> YOUR ASSIGNMENT: Among the lines listed below, count those that include the string "icon", and state only the count.

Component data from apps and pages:

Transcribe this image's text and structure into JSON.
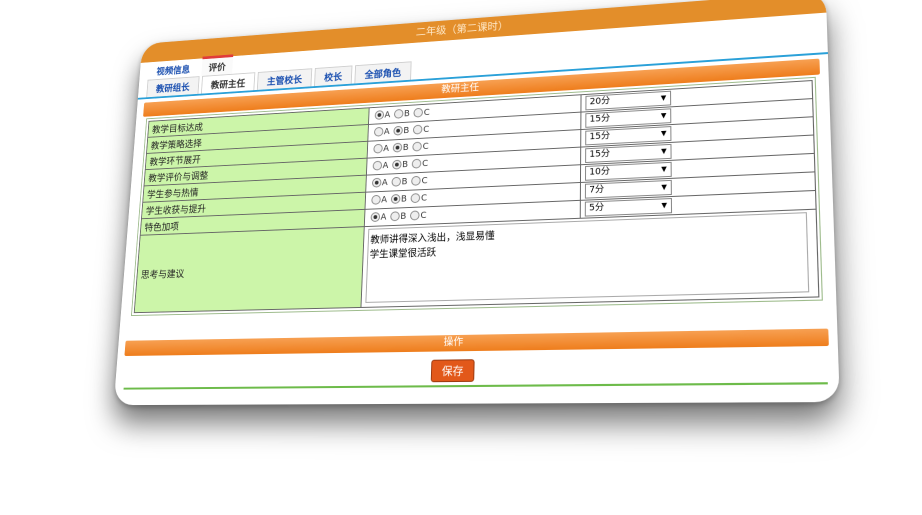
{
  "window": {
    "title": "二年级（第二课时）"
  },
  "top_tabs": [
    {
      "label": "视频信息",
      "active": false
    },
    {
      "label": "评价",
      "active": true
    }
  ],
  "sub_tabs": [
    {
      "label": "教研组长",
      "active": false
    },
    {
      "label": "教研主任",
      "active": true
    },
    {
      "label": "主管校长",
      "active": false
    },
    {
      "label": "校长",
      "active": false
    },
    {
      "label": "全部角色",
      "active": false
    }
  ],
  "section": {
    "title": "教研主任"
  },
  "radio_labels": [
    "A",
    "B",
    "C"
  ],
  "rows": [
    {
      "label": "教学目标达成",
      "selected": "A",
      "score": "20分"
    },
    {
      "label": "教学策略选择",
      "selected": "B",
      "score": "15分"
    },
    {
      "label": "教学环节展开",
      "selected": "B",
      "score": "15分"
    },
    {
      "label": "教学评价与调整",
      "selected": "B",
      "score": "15分"
    },
    {
      "label": "学生参与热情",
      "selected": "A",
      "score": "10分"
    },
    {
      "label": "学生收获与提升",
      "selected": "B",
      "score": "7分"
    },
    {
      "label": "特色加项",
      "selected": "A",
      "score": "5分"
    }
  ],
  "suggestion": {
    "label": "思考与建议",
    "value": "教师讲得深入浅出，浅显易懂\n学生课堂很活跃"
  },
  "operation": {
    "title": "操作",
    "save_label": "保存"
  },
  "colors": {
    "accent": "#ee7d1c",
    "label_bg": "#ccf5a9",
    "tab_link": "#1a4fb0"
  }
}
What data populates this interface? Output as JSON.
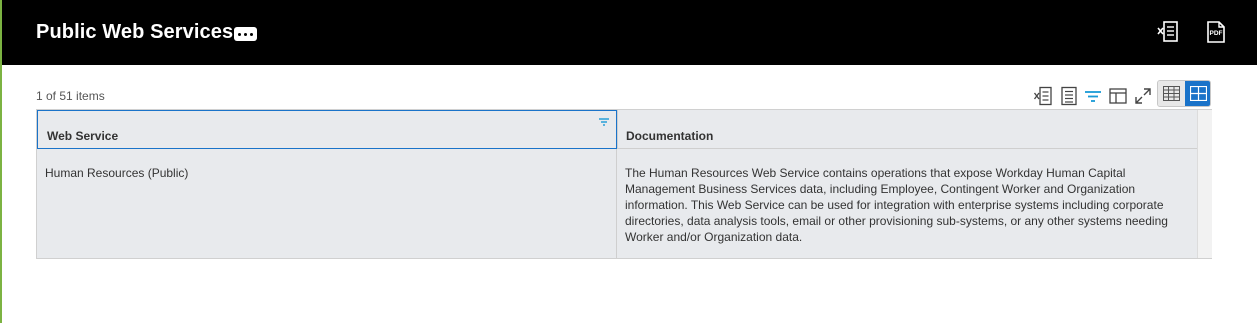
{
  "header": {
    "title": "Public Web Services",
    "more_icon": "ellipsis-icon",
    "actions": [
      {
        "name": "export-excel-icon"
      },
      {
        "name": "export-pdf-icon",
        "label": "PDF"
      }
    ]
  },
  "grid": {
    "count_text": "1 of 51 items",
    "toolbar": [
      "export-excel-icon",
      "print-icon",
      "filter-icon",
      "column-layout-icon",
      "fullscreen-icon"
    ],
    "view_toggle": {
      "selected": "grid",
      "options": [
        "table",
        "grid"
      ]
    },
    "columns": [
      "Web Service",
      "Documentation"
    ],
    "rows": [
      {
        "web_service": "Human Resources (Public)",
        "documentation_lines": [
          "The Human Resources Web Service contains operations that expose Workday Human Capital",
          "Management Business Services data, including Employee, Contingent Worker and Organization",
          "information. This Web Service can be used for integration with enterprise systems including corporate",
          "directories, data analysis tools, email or other provisioning sub-systems, or any other systems needing",
          "Worker and/or Organization data."
        ]
      }
    ]
  },
  "colors": {
    "header_bg": "#000000",
    "accent": "#1a73c9",
    "frame": "#7cb342",
    "cell_bg": "#e8eaed"
  }
}
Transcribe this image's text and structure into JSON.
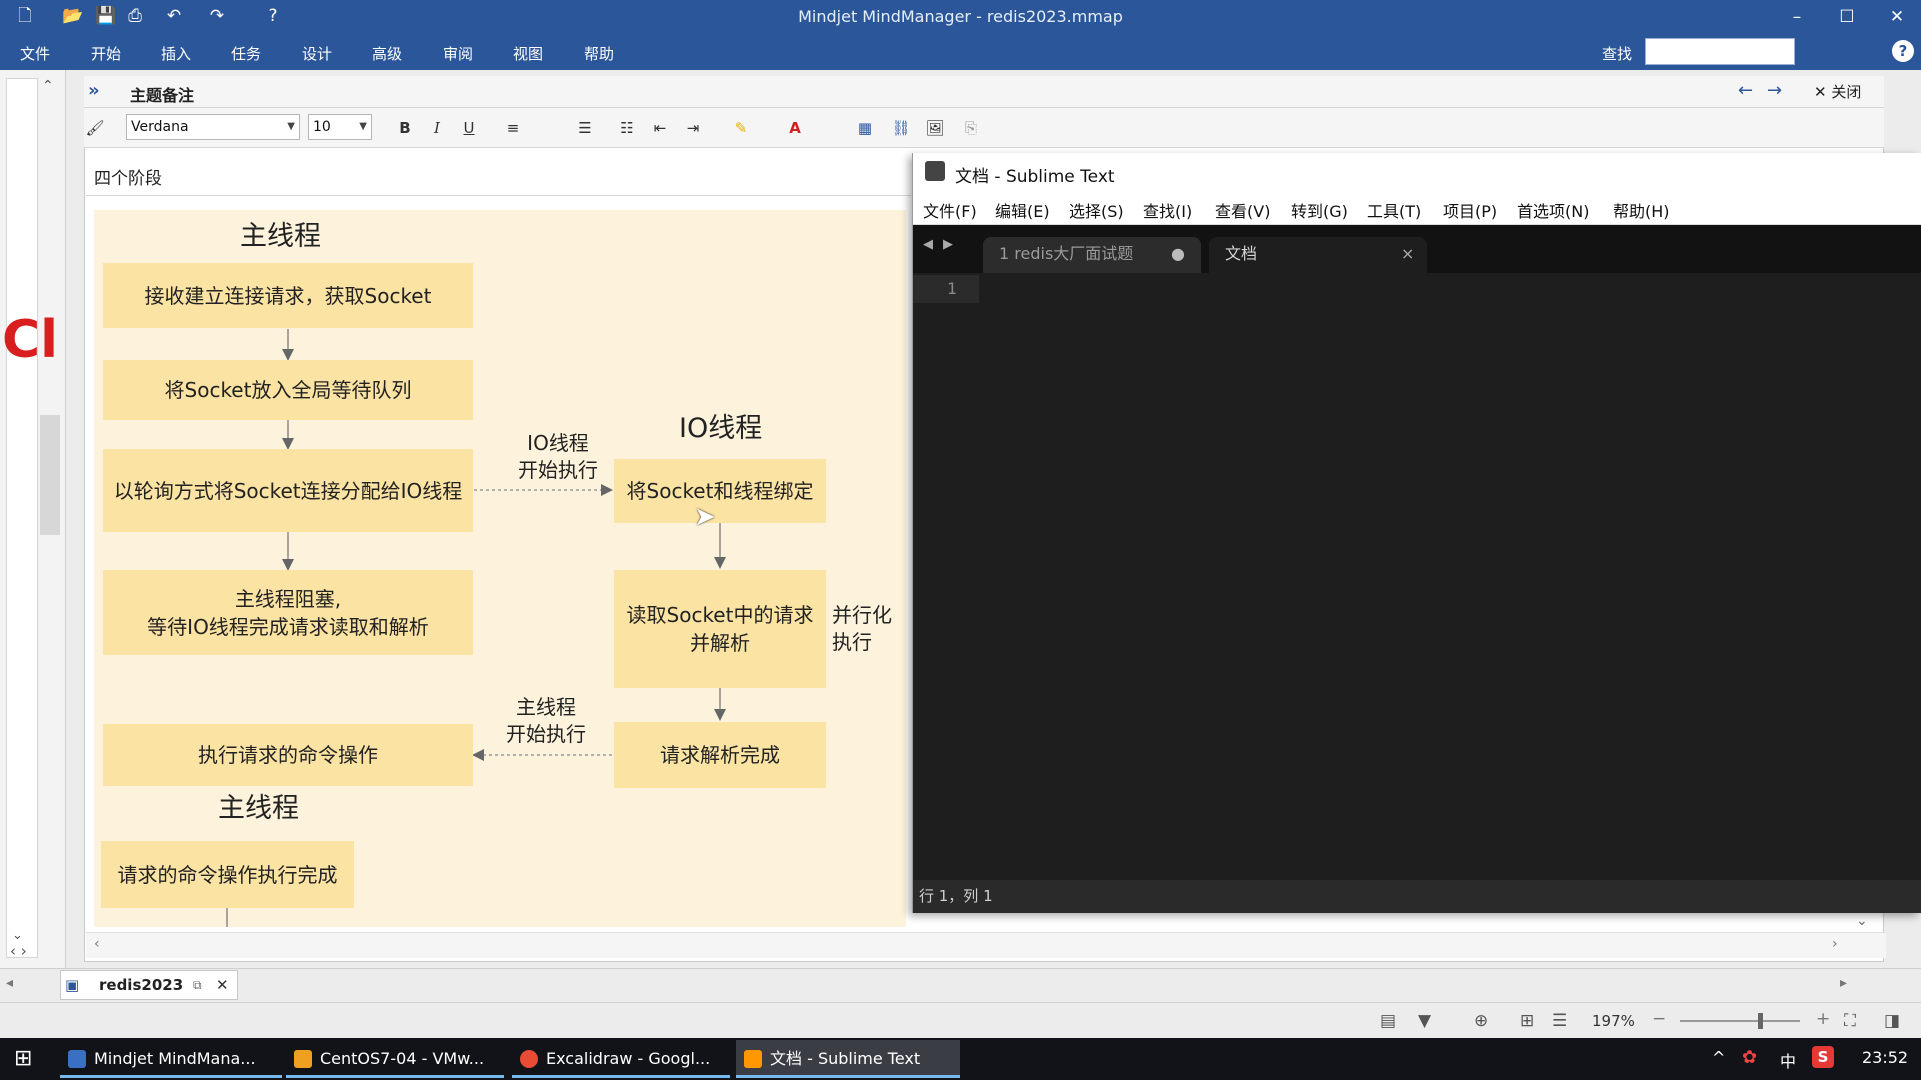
{
  "window": {
    "title": "Mindjet MindManager - redis2023.mmap"
  },
  "menu": {
    "items": [
      "文件",
      "开始",
      "插入",
      "任务",
      "设计",
      "高级",
      "审阅",
      "视图",
      "帮助"
    ],
    "search_label": "查找"
  },
  "notes_panel": {
    "title": "主题备注",
    "close_label": "关闭",
    "font": "Verdana",
    "font_size": "10",
    "note_title": "四个阶段"
  },
  "diagram": {
    "main_header_top": "主线程",
    "main_header_bottom": "主线程",
    "io_header": "IO线程",
    "boxes": {
      "accept": "接收建立连接请求，获取Socket",
      "queue": "将Socket放入全局等待队列",
      "dispatch": "以轮询方式将Socket连接分配给IO线程",
      "block_line1": "主线程阻塞,",
      "block_line2": "等待IO线程完成请求读取和解析",
      "execute": "执行请求的命令操作",
      "done": "请求的命令操作执行完成",
      "bind": "将Socket和线程绑定",
      "read_line1": "读取Socket中的请求",
      "read_line2": "并解析",
      "parsed": "请求解析完成"
    },
    "labels": {
      "io_start_line1": "IO线程",
      "io_start_line2": "开始执行",
      "parallel_line1": "并行化",
      "parallel_line2": "执行",
      "main_start_line1": "主线程",
      "main_start_line2": "开始执行"
    }
  },
  "sublime": {
    "title": "文档 - Sublime Text",
    "menu": [
      "文件(F)",
      "编辑(E)",
      "选择(S)",
      "查找(I)",
      "查看(V)",
      "转到(G)",
      "工具(T)",
      "项目(P)",
      "首选项(N)",
      "帮助(H)"
    ],
    "tabs": [
      {
        "label": "1 redis大厂面试题",
        "modified_dot": "●"
      },
      {
        "label": "文档",
        "close": "×"
      }
    ],
    "line_number": "1",
    "status": "行 1，列 1"
  },
  "document_tab": {
    "label": "redis2023"
  },
  "status_bar": {
    "zoom": "197%"
  },
  "taskbar": {
    "items": [
      {
        "label": "Mindjet MindMana...",
        "color": "#3a6fc4"
      },
      {
        "label": "CentOS7-04 - VMw...",
        "color": "#f0a020"
      },
      {
        "label": "Excalidraw - Googl...",
        "color": "#e94b35"
      },
      {
        "label": "文档 - Sublime Text",
        "color": "#ff9800"
      }
    ],
    "ime": "中",
    "clock": "23:52"
  },
  "colors": {
    "ribbon": "#2b579a",
    "diagram_bg": "#fdf3dc",
    "box": "#fbe3a3",
    "sublime_bg": "#1e1e1e"
  }
}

> RESULT: 8